The condors ranged from eggs that did not hatch to mature adult birds and all had been necropsied. (A necropsy is an autopsy on an animal.) The condition of the adult birds varied from pristine to severely decomposed, some with detached or missing body parts due to the necropsy process or predation post mortem. A preliminary determination was then made as to which type of specimen preparation method would be best suited for each individual condor.
Museum bird specimen preparation types include the following:
- Boneless skin “shmoo” or flat skin – used when a specimen is unique and plumage as well as separate skeletal elements need saving
- Spread wing – a wing may be removed and preserved separately as a spread wing for better study of feathers
- Complete skeleton – if the bird is too decomposed for the skin and feathers to be preserved, as is the case with some salvaged specimens, the skeleton alone may be preserved. All feathers and tissue are removed, and the remaining dried tissue is removed from skeletons by using dermestid beetle larvae.
- Partial skeleton – same process as a complete skeleton but using only the bones remaining from an incomplete specimen.
- Fluid Preserved – whole or partial birds fixed in formalin and stored in ethanol. Most young birds and chicks were preserved this way.
- Live mount – not usually done unless an exhibit needs one.
Feathers were saved in a “feather bag” (large slide-lock bag) from specimens for isotope work etc. Even the large bags provided were not large enough to hold the 24 inch primary feathers!

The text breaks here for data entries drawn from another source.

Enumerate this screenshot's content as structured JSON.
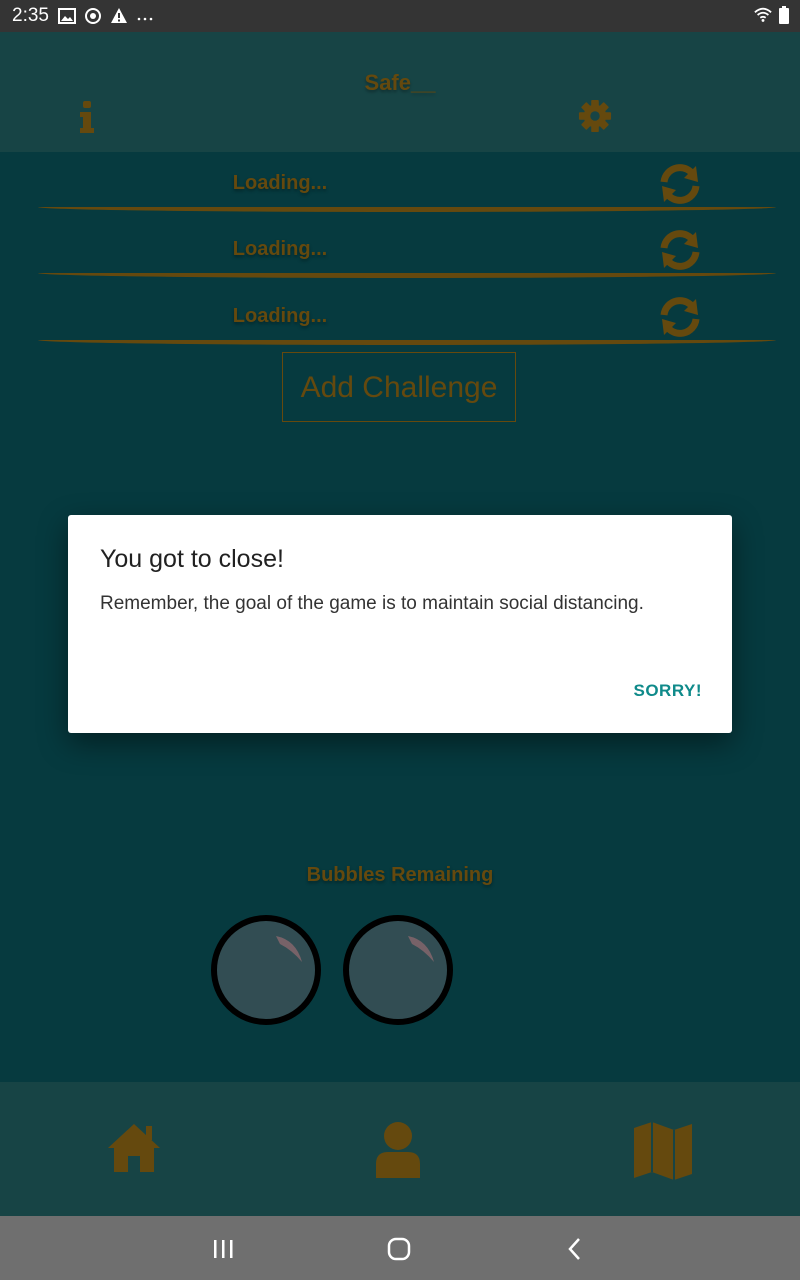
{
  "status_bar": {
    "time": "2:35",
    "left_icons": [
      "image-icon",
      "sync-icon",
      "warning-icon",
      "more-icon"
    ],
    "right_icons": [
      "wifi-icon",
      "battery-icon"
    ]
  },
  "header": {
    "title": "Safe__",
    "left_icon": "info-icon",
    "right_icon": "gear-icon"
  },
  "challenges": [
    {
      "text": "Loading...",
      "icon": "refresh-icon"
    },
    {
      "text": "Loading...",
      "icon": "refresh-icon"
    },
    {
      "text": "Loading...",
      "icon": "refresh-icon"
    }
  ],
  "add_challenge_label": "Add Challenge",
  "bubbles": {
    "label": "Bubbles Remaining",
    "count": 2
  },
  "bottom_nav": {
    "items": [
      {
        "name": "home",
        "icon": "home-icon"
      },
      {
        "name": "profile",
        "icon": "user-icon"
      },
      {
        "name": "map",
        "icon": "map-icon"
      }
    ]
  },
  "dialog": {
    "title": "You got to close!",
    "message": "Remember, the goal of the game is to maintain social distancing.",
    "button_label": "SORRY!"
  },
  "colors": {
    "background": "#0b6a73",
    "header": "#2a7d7f",
    "accent": "#b8861a",
    "dialog_button": "#0f8a8a"
  }
}
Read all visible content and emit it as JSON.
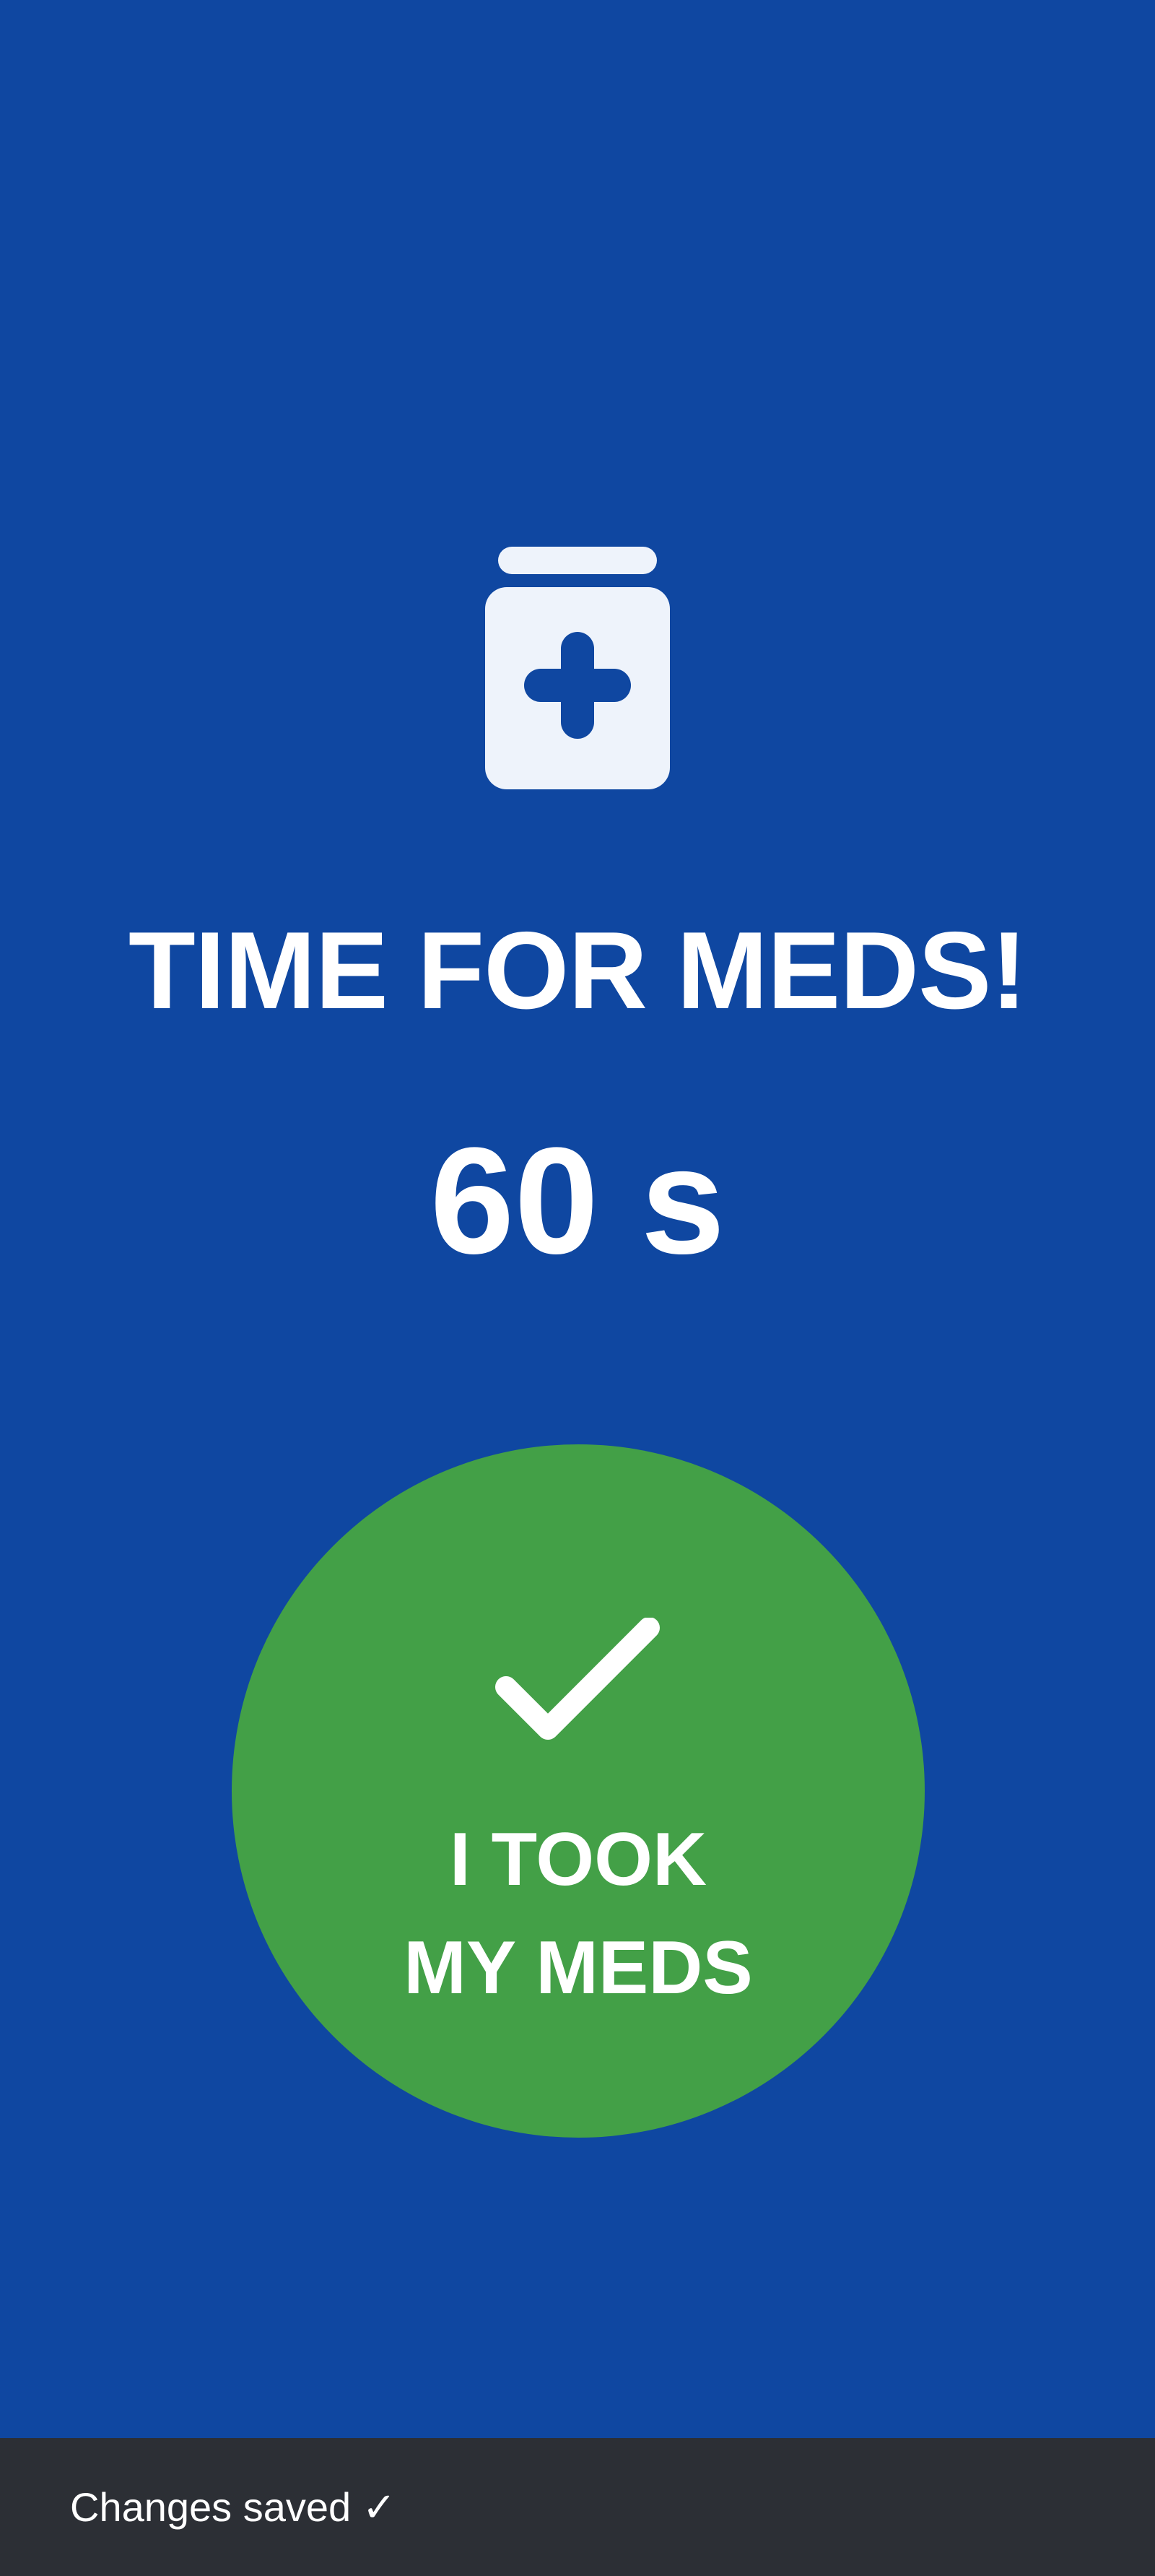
{
  "reminder": {
    "icon": "medicine-bottle-icon",
    "title": "TIME FOR MEDS!",
    "countdown": "60 s",
    "button": {
      "icon": "checkmark-icon",
      "line1": "I TOOK",
      "line2": "MY MEDS"
    }
  },
  "snackbar": {
    "message": "Changes saved ✓"
  },
  "colors": {
    "background": "#0F47A1",
    "button": "#43A047",
    "icon_fill": "#EEF3FB",
    "text": "#FFFFFF",
    "snackbar": "#2C2F35"
  }
}
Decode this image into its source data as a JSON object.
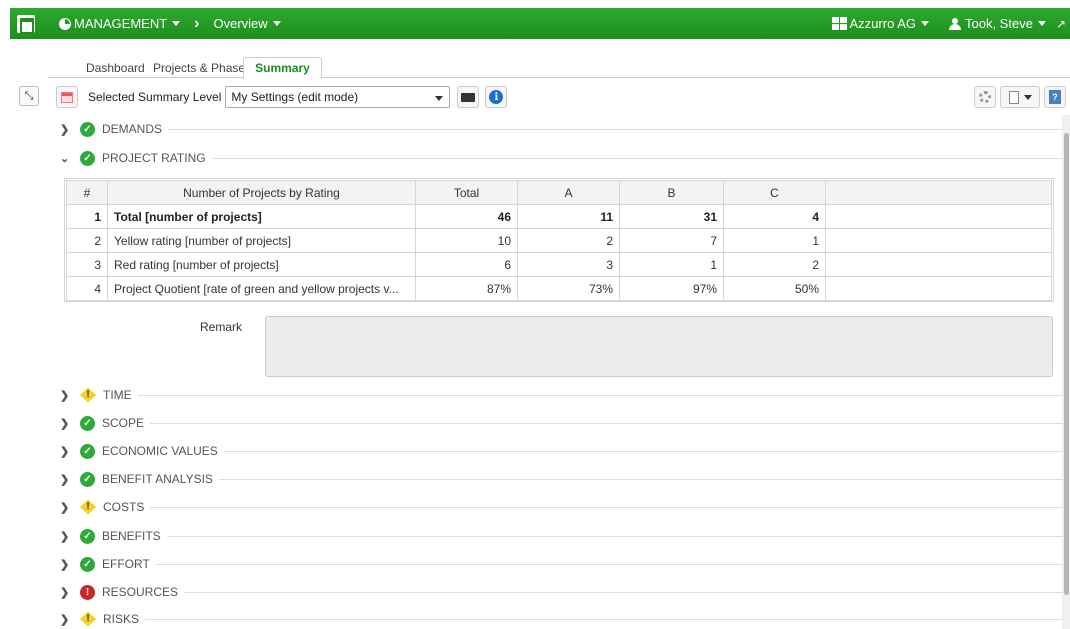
{
  "header": {
    "module": "MANAGEMENT",
    "view": "Overview",
    "company": "Azzurro AG",
    "user": "Took, Steve"
  },
  "tabs": [
    {
      "label": "Dashboard"
    },
    {
      "label": "Projects & Phases"
    },
    {
      "label": "Summary",
      "active": true
    }
  ],
  "toolbar": {
    "level_label": "Selected Summary Level",
    "level_value": "My Settings (edit mode)"
  },
  "sections": {
    "demands": {
      "label": "DEMANDS",
      "status": "ok"
    },
    "project_rating": {
      "label": "PROJECT RATING",
      "status": "ok",
      "expanded": true
    },
    "time": {
      "label": "TIME",
      "status": "warning"
    },
    "scope": {
      "label": "SCOPE",
      "status": "ok"
    },
    "economic_values": {
      "label": "ECONOMIC VALUES",
      "status": "ok"
    },
    "benefit_analysis": {
      "label": "BENEFIT ANALYSIS",
      "status": "ok"
    },
    "costs": {
      "label": "COSTS",
      "status": "warning"
    },
    "benefits": {
      "label": "BENEFITS",
      "status": "ok"
    },
    "effort": {
      "label": "EFFORT",
      "status": "ok"
    },
    "resources": {
      "label": "RESOURCES",
      "status": "error"
    },
    "risks": {
      "label": "RISKS",
      "status": "warning"
    }
  },
  "rating_table": {
    "headers": {
      "idx": "#",
      "name": "Number of Projects by Rating",
      "total": "Total",
      "a": "A",
      "b": "B",
      "c": "C"
    },
    "rows": [
      {
        "idx": "1",
        "name": "Total [number of projects]",
        "total": "46",
        "a": "11",
        "b": "31",
        "c": "4"
      },
      {
        "idx": "2",
        "name": "Yellow rating [number of projects]",
        "total": "10",
        "a": "2",
        "b": "7",
        "c": "1"
      },
      {
        "idx": "3",
        "name": "Red rating [number of projects]",
        "total": "6",
        "a": "3",
        "b": "1",
        "c": "2"
      },
      {
        "idx": "4",
        "name": "Project Quotient [rate of green and yellow projects v...",
        "total": "87%",
        "a": "73%",
        "b": "97%",
        "c": "50%"
      }
    ]
  },
  "remark": {
    "label": "Remark",
    "value": ""
  },
  "colors": {
    "brand_green": "#1d8f1d",
    "ok": "#2eaa3a",
    "warning": "#f2d22a",
    "error": "#c62828"
  }
}
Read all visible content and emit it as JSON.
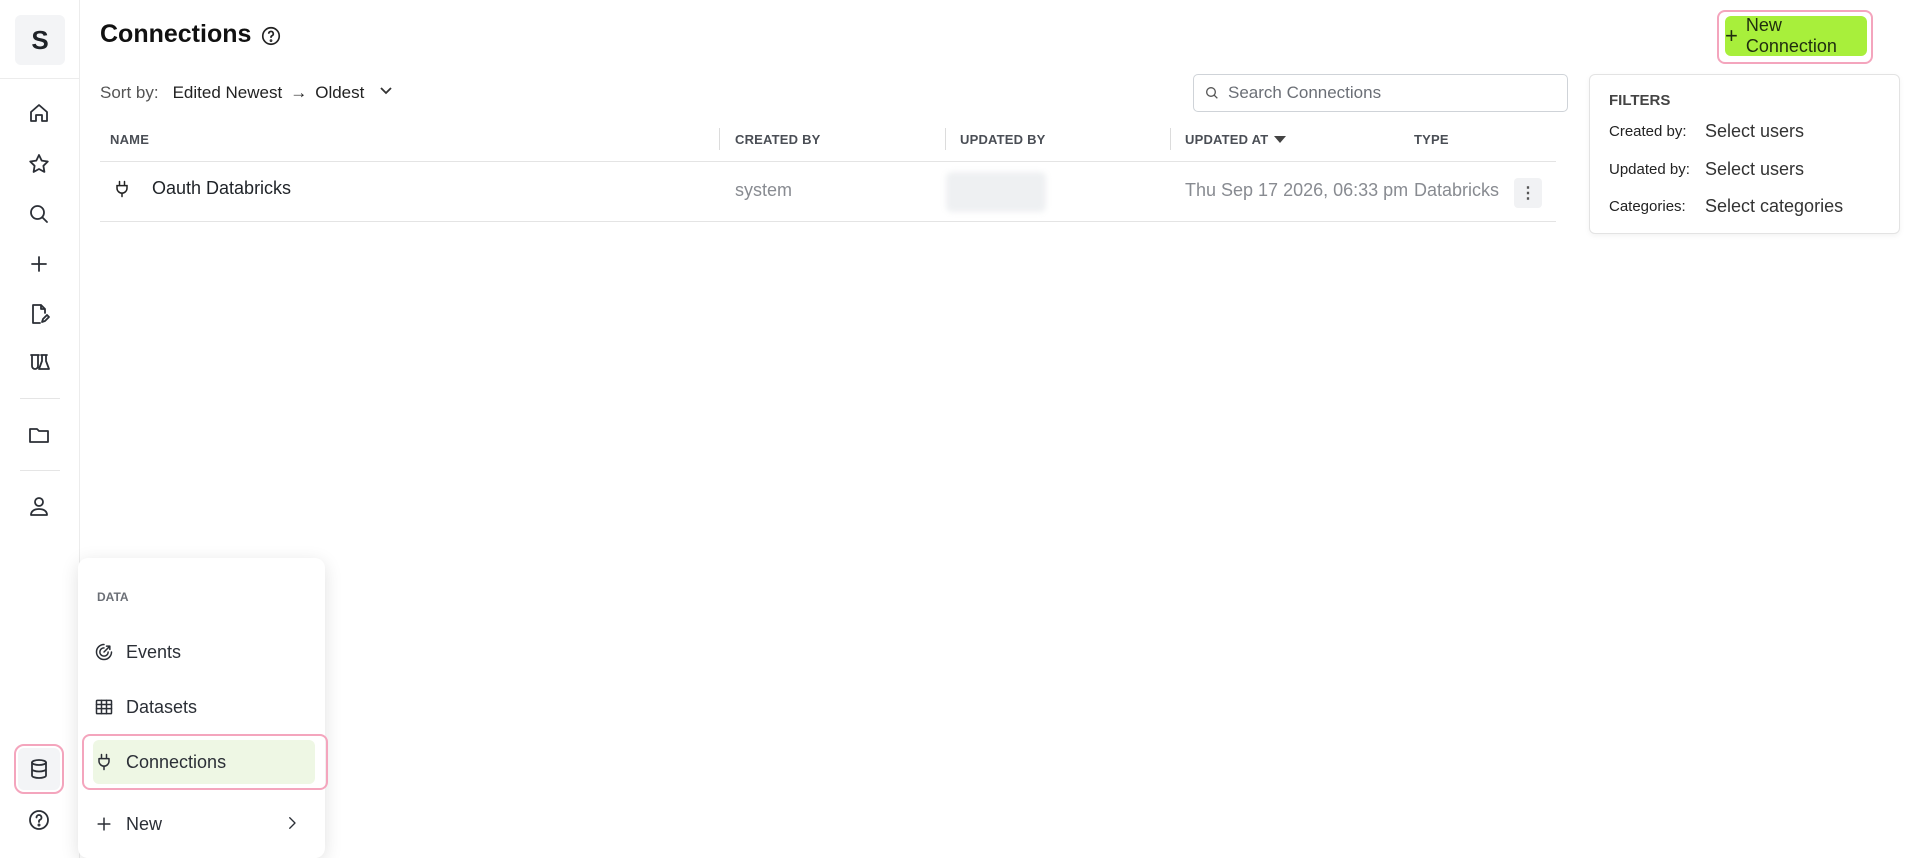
{
  "app": {
    "logo_letter": "S",
    "page_title": "Connections"
  },
  "header": {
    "new_button_label": "New Connection"
  },
  "sort": {
    "label": "Sort by:",
    "from": "Edited Newest",
    "to": "Oldest"
  },
  "search": {
    "placeholder": "Search Connections"
  },
  "table": {
    "columns": [
      "NAME",
      "CREATED BY",
      "UPDATED BY",
      "UPDATED AT",
      "TYPE"
    ],
    "rows": [
      {
        "name": "Oauth Databricks",
        "created_by": "system",
        "updated_by": "",
        "updated_at": "Thu Sep 17 2026, 06:33 pm",
        "type": "Databricks"
      }
    ]
  },
  "filters": {
    "title": "FILTERS",
    "created_by_label": "Created by:",
    "created_by_value": "Select users",
    "updated_by_label": "Updated by:",
    "updated_by_value": "Select users",
    "categories_label": "Categories:",
    "categories_value": "Select categories"
  },
  "data_menu": {
    "heading": "DATA",
    "items": [
      {
        "label": "Events",
        "icon": "events-icon"
      },
      {
        "label": "Datasets",
        "icon": "table-icon"
      },
      {
        "label": "Connections",
        "icon": "plug-icon"
      },
      {
        "label": "New",
        "icon": "plus-icon"
      }
    ]
  },
  "colors": {
    "accent_green": "#a8ef3b",
    "highlight_pink": "#f4a5bd",
    "active_item_bg": "#eef7e4"
  }
}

Genetic material saved – muscle tissue preserved in vials and then frozen in liquid nitrogen
Once the processing began, many members of the division of Birds, including curators and fellows came to help with this huge task. I provided each processing team with the required labels depending on the method of specimen preparation, tissue tubes to save genetic material, feather bags or anything else needed to make the processing go smoothly.
The highlight of my week was that I prepared a spread wing, partial skeleton of a California condor that will be kept in the USNM bird collection in perpetuity with my name in the collection book as preparer.
During my three days working with the professionals of the USNM Bird Division, I gained an appreciation for the work required to actually produce a specimen suitable for research. I also gained insight as to the need for such museum specimens, most of which are never seen by the general public. Although all the condors I worked with were preserved remains of those birds that died since the beginning of the captive breeding program in 1982, I understand that other species are collected from living bird populations. Although some would say that it is inhumane to kill living birds for the purpose of a museum collection, this statement sums it up: “The carnage caused by domestic cats, glass windows, automobiles, and communications towers is far greater than the comparatively tiny numbers of birds collected by scientists each year (Banks 1979, Churcher and Lawton 1989, Klem 1990b).” – Kevin Winker, Journal of Field Ornithology, June 2000
I later assimilated all the known information from multiple studbook sources maintained by the condor projects in the US detailing the specifics relating to each individual condor specimen into one spreadsheet. It was a great help to the division of birds to have all the information in one place when the specimens were cataloged in the database.
– Byron Hukee, Cohort IV, January 2018
Top photo: The California condor has a wingspan of 3 meters and weighs 12 kilograms making it the largest in span and second only to the trumpeter swan in weight.
All photos and captions provided by Byron Hukee.
More here: (Click on a photo below to see its entire caption, and turn the set of photos into a slide show.)